ACTION ITEM: Using the data below, return all lines in which "label" appears.

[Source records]
┄┄┄┄┄┄

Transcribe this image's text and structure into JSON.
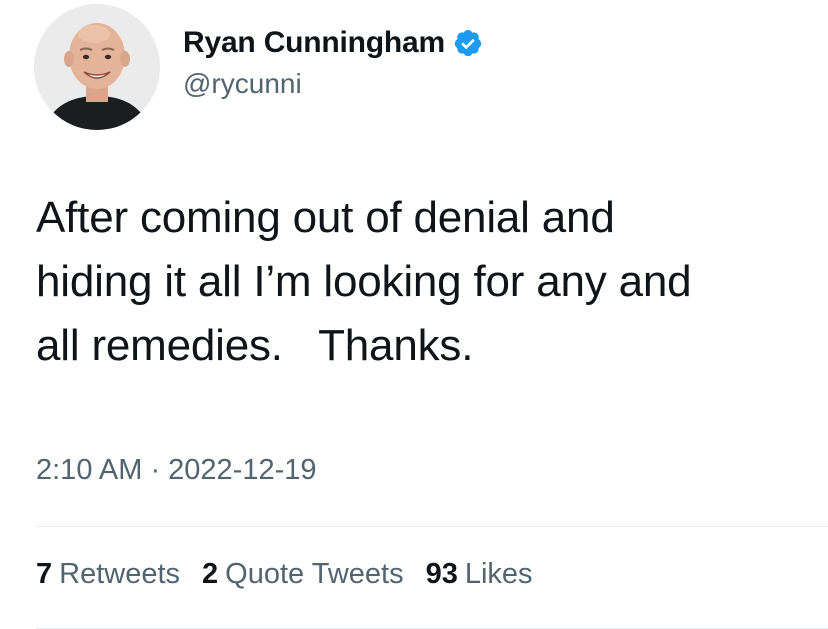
{
  "author": {
    "display_name": "Ryan Cunningham",
    "handle": "@rycunni",
    "verified": true
  },
  "tweet": {
    "text": "After coming out of denial and\nhiding it all I’m looking for any and\nall remedies.   Thanks.",
    "timestamp": "2:10 AM · 2022-12-19"
  },
  "stats": [
    {
      "count": "7",
      "label": "Retweets"
    },
    {
      "count": "2",
      "label": "Quote Tweets"
    },
    {
      "count": "93",
      "label": "Likes"
    }
  ],
  "colors": {
    "verified": "#1d9bf0",
    "secondary_text": "#536471",
    "primary_text": "#0f1419"
  }
}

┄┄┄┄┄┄

YOUR SOLUTION:
      "label": "Retweets"
      "label": "Quote Tweets"
      "label": "Likes"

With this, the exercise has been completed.